Hemlock has smooth stems. This is very important to know and needs your engagement with the plant to know for sure. Just looking from a standing start will often not confirm this. Contrast the hairless, smooth hemlock stems to the hairy cow parsley stems. Cow parsley does not have the red spots on petioles and stems, although purple coloured stems are not uncommon.
Cow parsley typically has characteristic ‘u’ shaped petioles, when looking at a cross section, with a central groove running down the petiole, whereas hemlock has a flatenned cylindrical shape, and is hollow. Cow parsley has noticeably ridged and hollow flowering stems, hemlock has mere fine striations on its more wavy looking flowering stem. For me, especially before flowering, it was always the spots and absence of hairs that most helps in deciding between the poison or the edible.
Arguably the most noticeable of our large, white flowering, hedgerow umbellifers can also be seen growing in amongst the two subjects under discussion. Hogweed, possibly are third most common umbellifer, is first spotted in bloom from around the beginning of May in southern parts of Britain.
Foragers need to be careful not to confuse it with the much larger and extremely photo-toxic relative the ‘giant hogweed’ which can dwarf its junior relative and flower up to heights of 5metres!) Thankfully for you my short video can help you get acquainted
What initially and easily distinguishes this plant from hemlock and cow parsley are the leaves.
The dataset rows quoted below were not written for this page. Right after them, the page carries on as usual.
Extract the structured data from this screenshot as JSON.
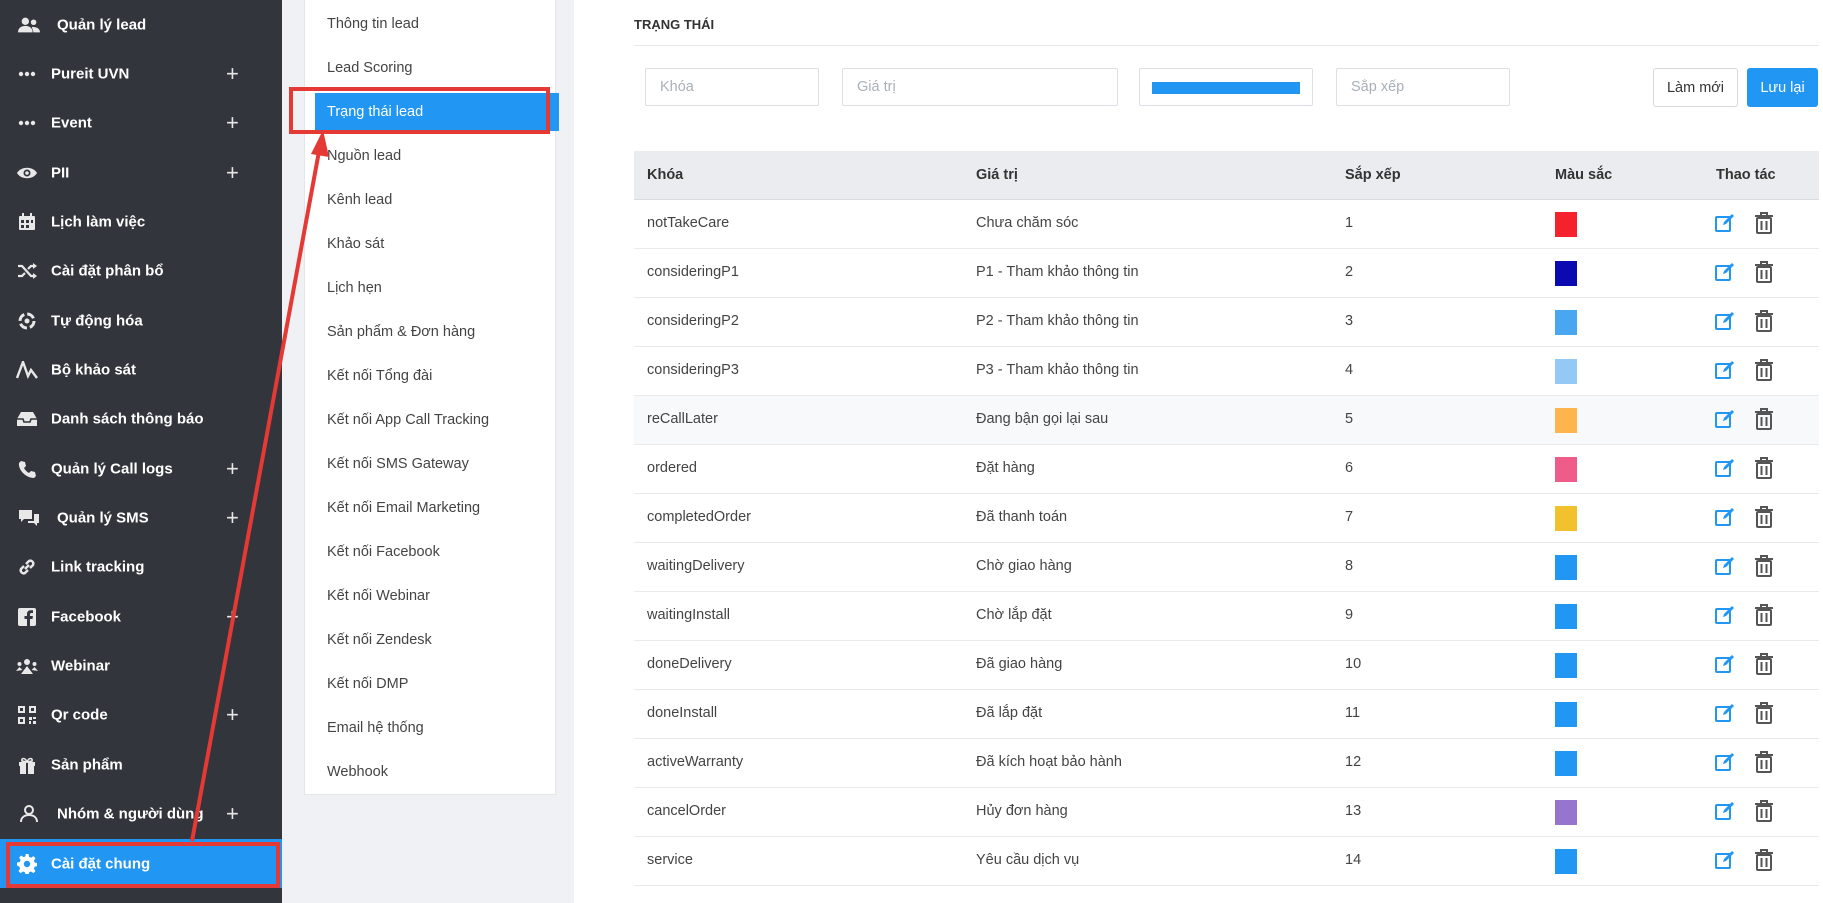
{
  "sidebar": {
    "items": [
      {
        "label": "Quản lý lead",
        "icon": "users-icon",
        "plus": false
      },
      {
        "label": "Pureit UVN",
        "icon": "dots-icon",
        "plus": true
      },
      {
        "label": "Event",
        "icon": "dots-icon",
        "plus": true
      },
      {
        "label": "PII",
        "icon": "eye-icon",
        "plus": true
      },
      {
        "label": "Lịch làm việc",
        "icon": "calendar-icon",
        "plus": false
      },
      {
        "label": "Cài đặt phân bổ",
        "icon": "shuffle-icon",
        "plus": false
      },
      {
        "label": "Tự động hóa",
        "icon": "automation-icon",
        "plus": false
      },
      {
        "label": "Bộ khảo sát",
        "icon": "survey-icon",
        "plus": false
      },
      {
        "label": "Danh sách thông báo",
        "icon": "inbox-icon",
        "plus": false
      },
      {
        "label": "Quản lý Call logs",
        "icon": "phone-icon",
        "plus": true
      },
      {
        "label": "Quản lý SMS",
        "icon": "chat-icon",
        "plus": true
      },
      {
        "label": "Link tracking",
        "icon": "link-icon",
        "plus": false
      },
      {
        "label": "Facebook",
        "icon": "facebook-icon",
        "plus": true
      },
      {
        "label": "Webinar",
        "icon": "webinar-icon",
        "plus": false
      },
      {
        "label": "Qr code",
        "icon": "qrcode-icon",
        "plus": true
      },
      {
        "label": "Sản phẩm",
        "icon": "gift-icon",
        "plus": false
      },
      {
        "label": "Nhóm & người dùng",
        "icon": "user-group-icon",
        "plus": true
      },
      {
        "label": "Cài đặt chung",
        "icon": "gear-icon",
        "plus": false,
        "active": true
      }
    ],
    "plus_symbol": "+"
  },
  "submenu": {
    "items": [
      "Thông tin lead",
      "Lead Scoring",
      "Trạng thái lead",
      "Nguồn lead",
      "Kênh lead",
      "Khảo sát",
      "Lịch hẹn",
      "Sản phẩm & Đơn hàng",
      "Kết nối Tổng đài",
      "Kết nối App Call Tracking",
      "Kết nối SMS Gateway",
      "Kết nối Email Marketing",
      "Kết nối Facebook",
      "Kết nối Webinar",
      "Kết nối Zendesk",
      "Kết nối DMP",
      "Email hệ thống",
      "Webhook"
    ],
    "active_index": 2
  },
  "main": {
    "section_title": "TRẠNG THÁI",
    "form": {
      "key_placeholder": "Khóa",
      "value_placeholder": "Giá trị",
      "color_value": "#2196f3",
      "sort_placeholder": "Sắp xếp",
      "new_label": "Làm mới",
      "save_label": "Lưu lại"
    },
    "table": {
      "headers": [
        "Khóa",
        "Giá trị",
        "Sắp xếp",
        "Màu sắc",
        "Thao tác"
      ],
      "rows": [
        {
          "key": "notTakeCare",
          "value": "Chưa chăm sóc",
          "sort": "1",
          "color": "#f5222d"
        },
        {
          "key": "consideringP1",
          "value": "P1 - Tham khảo thông tin",
          "sort": "2",
          "color": "#0a0ab0"
        },
        {
          "key": "consideringP2",
          "value": "P2 - Tham khảo thông tin",
          "sort": "3",
          "color": "#48a7f0"
        },
        {
          "key": "consideringP3",
          "value": "P3 - Tham khảo thông tin",
          "sort": "4",
          "color": "#94c9f5"
        },
        {
          "key": "reCallLater",
          "value": "Đang bận gọi lại sau",
          "sort": "5",
          "color": "#ffb54d"
        },
        {
          "key": "ordered",
          "value": "Đặt hàng",
          "sort": "6",
          "color": "#ef5c8a"
        },
        {
          "key": "completedOrder",
          "value": "Đã thanh toán",
          "sort": "7",
          "color": "#f2c12e"
        },
        {
          "key": "waitingDelivery",
          "value": "Chờ giao hàng",
          "sort": "8",
          "color": "#2196f3"
        },
        {
          "key": "waitingInstall",
          "value": "Chờ lắp đặt",
          "sort": "9",
          "color": "#2196f3"
        },
        {
          "key": "doneDelivery",
          "value": "Đã giao hàng",
          "sort": "10",
          "color": "#2196f3"
        },
        {
          "key": "doneInstall",
          "value": "Đã lắp đặt",
          "sort": "11",
          "color": "#2196f3"
        },
        {
          "key": "activeWarranty",
          "value": "Đã kích hoạt bảo hành",
          "sort": "12",
          "color": "#2196f3"
        },
        {
          "key": "cancelOrder",
          "value": "Hủy đơn hàng",
          "sort": "13",
          "color": "#9575cd"
        },
        {
          "key": "service",
          "value": "Yêu cầu dịch vụ",
          "sort": "14",
          "color": "#2196f3"
        }
      ]
    }
  },
  "colors": {
    "accent": "#2196f3",
    "sidebar_bg": "#32353b",
    "annotation": "#e53935"
  }
}
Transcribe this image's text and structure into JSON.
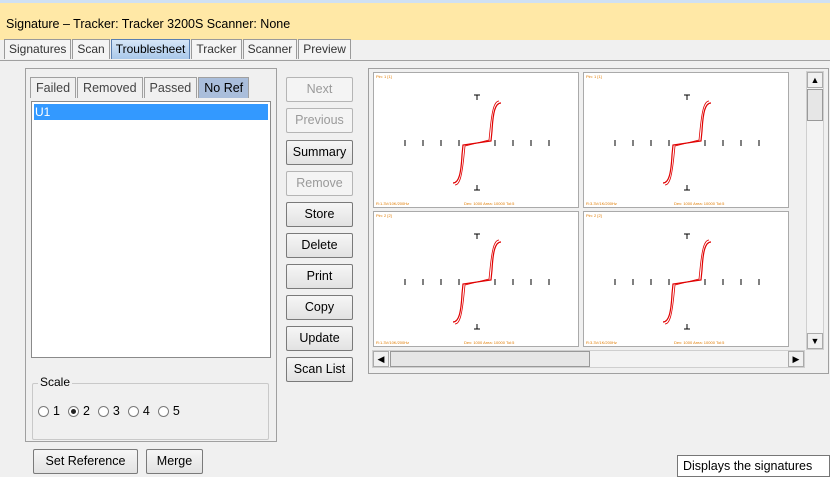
{
  "window": {
    "title": "Signature – Tracker: Tracker 3200S  Scanner: None"
  },
  "tabs": [
    "Signatures",
    "Scan",
    "Troublesheet",
    "Tracker",
    "Scanner",
    "Preview"
  ],
  "active_tab": "Troublesheet",
  "subtabs": [
    "Failed",
    "Removed",
    "Passed",
    "No Ref"
  ],
  "active_subtab": "No Ref",
  "list": {
    "items": [
      "U1"
    ],
    "selected": "U1"
  },
  "buttons": {
    "next": {
      "label": "Next",
      "enabled": false
    },
    "previous": {
      "label": "Previous",
      "enabled": false
    },
    "summary": {
      "label": "Summary",
      "enabled": true
    },
    "remove": {
      "label": "Remove",
      "enabled": false
    },
    "store": {
      "label": "Store",
      "enabled": true
    },
    "delete": {
      "label": "Delete",
      "enabled": true
    },
    "print": {
      "label": "Print",
      "enabled": true
    },
    "copy": {
      "label": "Copy",
      "enabled": true
    },
    "update": {
      "label": "Update",
      "enabled": true
    },
    "scan_list": {
      "label": "Scan List",
      "enabled": true
    },
    "set_reference": {
      "label": "Set Reference"
    },
    "merge": {
      "label": "Merge"
    }
  },
  "scale": {
    "legend": "Scale",
    "options": [
      "1",
      "2",
      "3",
      "4",
      "5"
    ],
    "selected": "2"
  },
  "plots": [
    {
      "pin": "Pin: 1 [1]",
      "settings": "R:1.3V/10K/200Hz",
      "stats": "Dev: 1000 Area: 10000 Tol:5"
    },
    {
      "pin": "Pin: 1 [1]",
      "settings": "R:3.3V/1K/200Hz",
      "stats": "Dev: 1000 Area: 10000 Tol:5"
    },
    {
      "pin": "Pin: 2 [2]",
      "settings": "R:1.3V/10K/200Hz",
      "stats": "Dev: 1000 Area: 10000 Tol:5"
    },
    {
      "pin": "Pin: 2 [2]",
      "settings": "R:3.3V/1K/200Hz",
      "stats": "Dev: 1000 Area: 10000 Tol:5"
    }
  ],
  "tooltip": "Displays the signatures",
  "colors": {
    "accent": "#3399ff",
    "title_bar": "#ffe8a6",
    "curve": "#e00000",
    "plot_label": "#e07b00"
  }
}
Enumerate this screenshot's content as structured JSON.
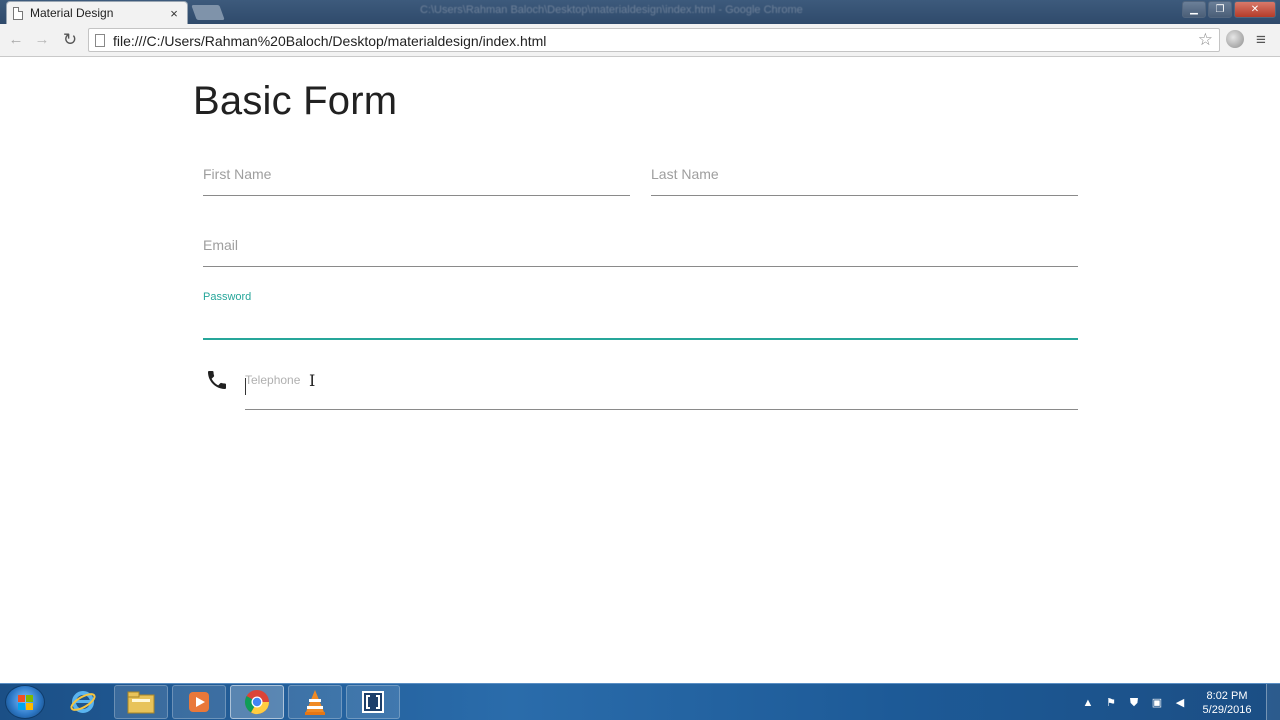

Once again they are pinnate, as indeed are most umbellifers. Hogweed’s leaves are different by being broad and only 1-2 times pinnate with large, lobed, leaf segments and a terminal leaflet always with three lobes. In other words, they are completely different!
Hogweed also carries distinct petals which are noticeably unequal in length on the outer white flowers in the umbels. Flowering structure once again contains many pointers to correct identification, if other aspects have failed yet to differentiate.
For example, on the stems of umbellifer plants, at the point where all of the compound umbel flower structures originate, can sometimes be found small, green, leaf-like bracts. On wild carrot, shown at the top of the article, there are very distinctive branched bracts.
The presence or absence of these will further help determine which plant you have found as will the presence or absence of bracteoles, similar yet often smaller structures arising from the unified base of the individual umbels. Aside from the shape of the resultant seed, other identification characteristics, such as the number of stamens, will probably require a magnifying hand lens.
This then is just the beginning of my guide to the umbellifers…more coming soon! Meanwhile, follow us on instagram, twitter and facebook!
If you would like to really get to grips with the carrot family, then keep your eyes peeled for my 2018 carrot family courses, or drop me a line to arrange a private course.